• Exercise objective
Your job is to return the whole listing unchanged while skipping its images.

• Dataset content
*****
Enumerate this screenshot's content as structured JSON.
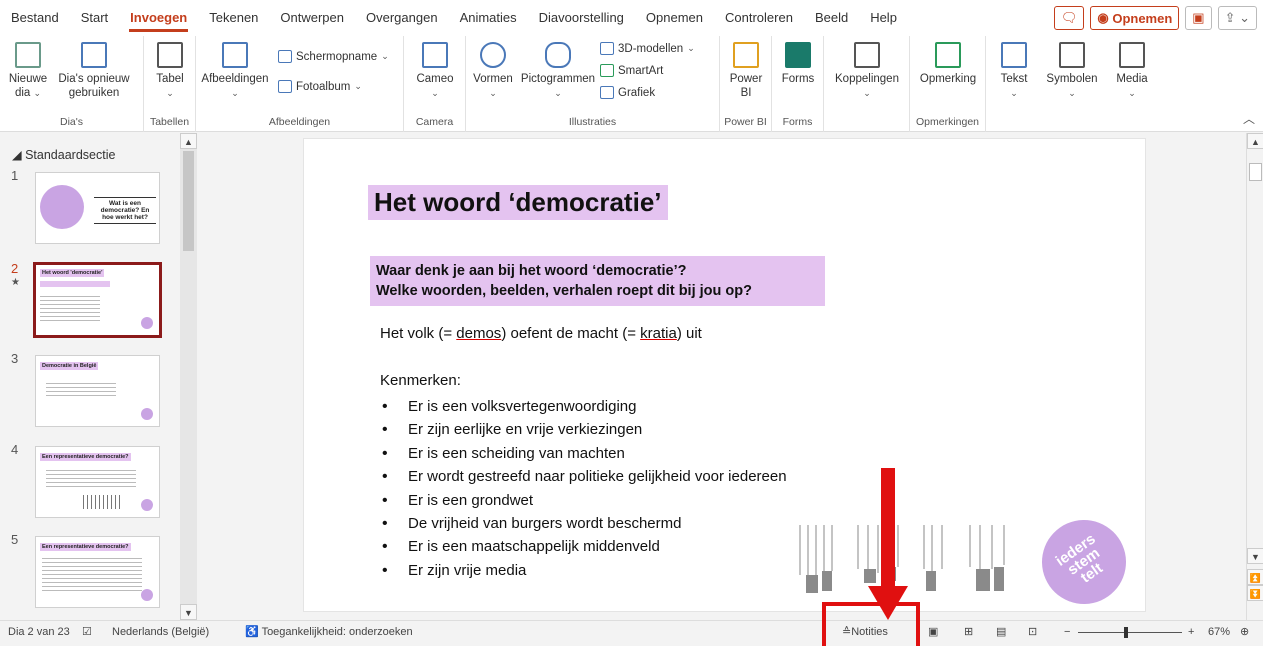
{
  "tabs": [
    "Bestand",
    "Start",
    "Invoegen",
    "Tekenen",
    "Ontwerpen",
    "Overgangen",
    "Animaties",
    "Diavoorstelling",
    "Opnemen",
    "Controleren",
    "Beeld",
    "Help"
  ],
  "active_tab": "Invoegen",
  "record_label": "Opnemen",
  "ribbon": {
    "new_slide": "Nieuwe dia",
    "reuse": "Dia's opnieuw gebruiken",
    "table": "Tabel",
    "images": "Afbeeldingen",
    "screenshot": "Schermopname",
    "photo_album": "Fotoalbum",
    "cameo": "Cameo",
    "shapes": "Vormen",
    "icons": "Pictogrammen",
    "models3d": "3D-modellen",
    "smartart": "SmartArt",
    "chart": "Grafiek",
    "powerbi": "Power BI",
    "forms": "Forms",
    "links": "Koppelingen",
    "comment": "Opmerking",
    "text": "Tekst",
    "symbols": "Symbolen",
    "media": "Media",
    "groups": {
      "slides": "Dia's",
      "tables": "Tabellen",
      "images": "Afbeeldingen",
      "camera": "Camera",
      "illustrations": "Illustraties",
      "powerbi": "Power BI",
      "forms": "Forms",
      "comments": "Opmerkingen"
    }
  },
  "panel": {
    "section": "Standaardsectie",
    "thumbs": [
      {
        "num": "1",
        "text": "Wat is een democratie? En hoe werkt het?"
      },
      {
        "num": "2",
        "text": "Het woord 'democratie'"
      },
      {
        "num": "3",
        "text": "Democratie in België"
      },
      {
        "num": "4",
        "text": "Een representatieve democratie?"
      },
      {
        "num": "5",
        "text": "Een representatieve democratie?"
      }
    ]
  },
  "slide": {
    "title": "Het woord ‘democratie’",
    "question_1": "Waar denk je aan bij het woord ‘democratie’?",
    "question_2": "Welke woorden, beelden, verhalen roept dit bij jou op?",
    "line_pre": "Het volk (= ",
    "word_demos": "demos",
    "line_mid": ") oefent de macht (= ",
    "word_kratia": "kratia",
    "line_post": ") uit",
    "features_label": "Kenmerken:",
    "bullets": [
      "Er is een volksvertegenwoordiging",
      "Er zijn eerlijke en vrije verkiezingen",
      "Er is een scheiding van machten",
      "Er wordt gestreefd naar politieke gelijkheid voor iedereen",
      "Er is een grondwet",
      "De vrijheid van burgers wordt beschermd",
      "Er is een maatschappelijk middenveld",
      "Er zijn vrije media"
    ],
    "logo_text": "ieders stem telt"
  },
  "status": {
    "slide_of": "Dia 2 van 23",
    "language": "Nederlands (België)",
    "accessibility": "Toegankelijkheid: onderzoeken",
    "notes": "Notities",
    "zoom": "67%"
  },
  "colors": {
    "accent": "#c43e1c",
    "highlight": "#e4c3f0",
    "annotation": "#e01010"
  }
}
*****
• Exercise answer
Enumerate this screenshot's content as structured JSON.
{
  "tabs": [
    "Bestand",
    "Start",
    "Invoegen",
    "Tekenen",
    "Ontwerpen",
    "Overgangen",
    "Animaties",
    "Diavoorstelling",
    "Opnemen",
    "Controleren",
    "Beeld",
    "Help"
  ],
  "active_tab": "Invoegen",
  "record_label": "Opnemen",
  "ribbon": {
    "new_slide": "Nieuwe dia",
    "reuse": "Dia's opnieuw gebruiken",
    "table": "Tabel",
    "images": "Afbeeldingen",
    "screenshot": "Schermopname",
    "photo_album": "Fotoalbum",
    "cameo": "Cameo",
    "shapes": "Vormen",
    "icons": "Pictogrammen",
    "models3d": "3D-modellen",
    "smartart": "SmartArt",
    "chart": "Grafiek",
    "powerbi": "Power BI",
    "forms": "Forms",
    "links": "Koppelingen",
    "comment": "Opmerking",
    "text": "Tekst",
    "symbols": "Symbolen",
    "media": "Media",
    "groups": {
      "slides": "Dia's",
      "tables": "Tabellen",
      "images": "Afbeeldingen",
      "camera": "Camera",
      "illustrations": "Illustraties",
      "powerbi": "Power BI",
      "forms": "Forms",
      "comments": "Opmerkingen"
    }
  },
  "panel": {
    "section": "Standaardsectie",
    "thumbs": [
      {
        "num": "1",
        "text": "Wat is een democratie? En hoe werkt het?"
      },
      {
        "num": "2",
        "text": "Het woord 'democratie'"
      },
      {
        "num": "3",
        "text": "Democratie in België"
      },
      {
        "num": "4",
        "text": "Een representatieve democratie?"
      },
      {
        "num": "5",
        "text": "Een representatieve democratie?"
      }
    ]
  },
  "slide": {
    "title": "Het woord ‘democratie’",
    "question_1": "Waar denk je aan bij het woord ‘democratie’?",
    "question_2": "Welke woorden, beelden, verhalen roept dit bij jou op?",
    "line_pre": "Het volk (= ",
    "word_demos": "demos",
    "line_mid": ") oefent de macht (= ",
    "word_kratia": "kratia",
    "line_post": ") uit",
    "features_label": "Kenmerken:",
    "bullets": [
      "Er is een volksvertegenwoordiging",
      "Er zijn eerlijke en vrije verkiezingen",
      "Er is een scheiding van machten",
      "Er wordt gestreefd naar politieke gelijkheid voor iedereen",
      "Er is een grondwet",
      "De vrijheid van burgers wordt beschermd",
      "Er is een maatschappelijk middenveld",
      "Er zijn vrije media"
    ],
    "logo_text": "ieders stem telt"
  },
  "status": {
    "slide_of": "Dia 2 van 23",
    "language": "Nederlands (België)",
    "accessibility": "Toegankelijkheid: onderzoeken",
    "notes": "Notities",
    "zoom": "67%"
  },
  "colors": {
    "accent": "#c43e1c",
    "highlight": "#e4c3f0",
    "annotation": "#e01010"
  }
}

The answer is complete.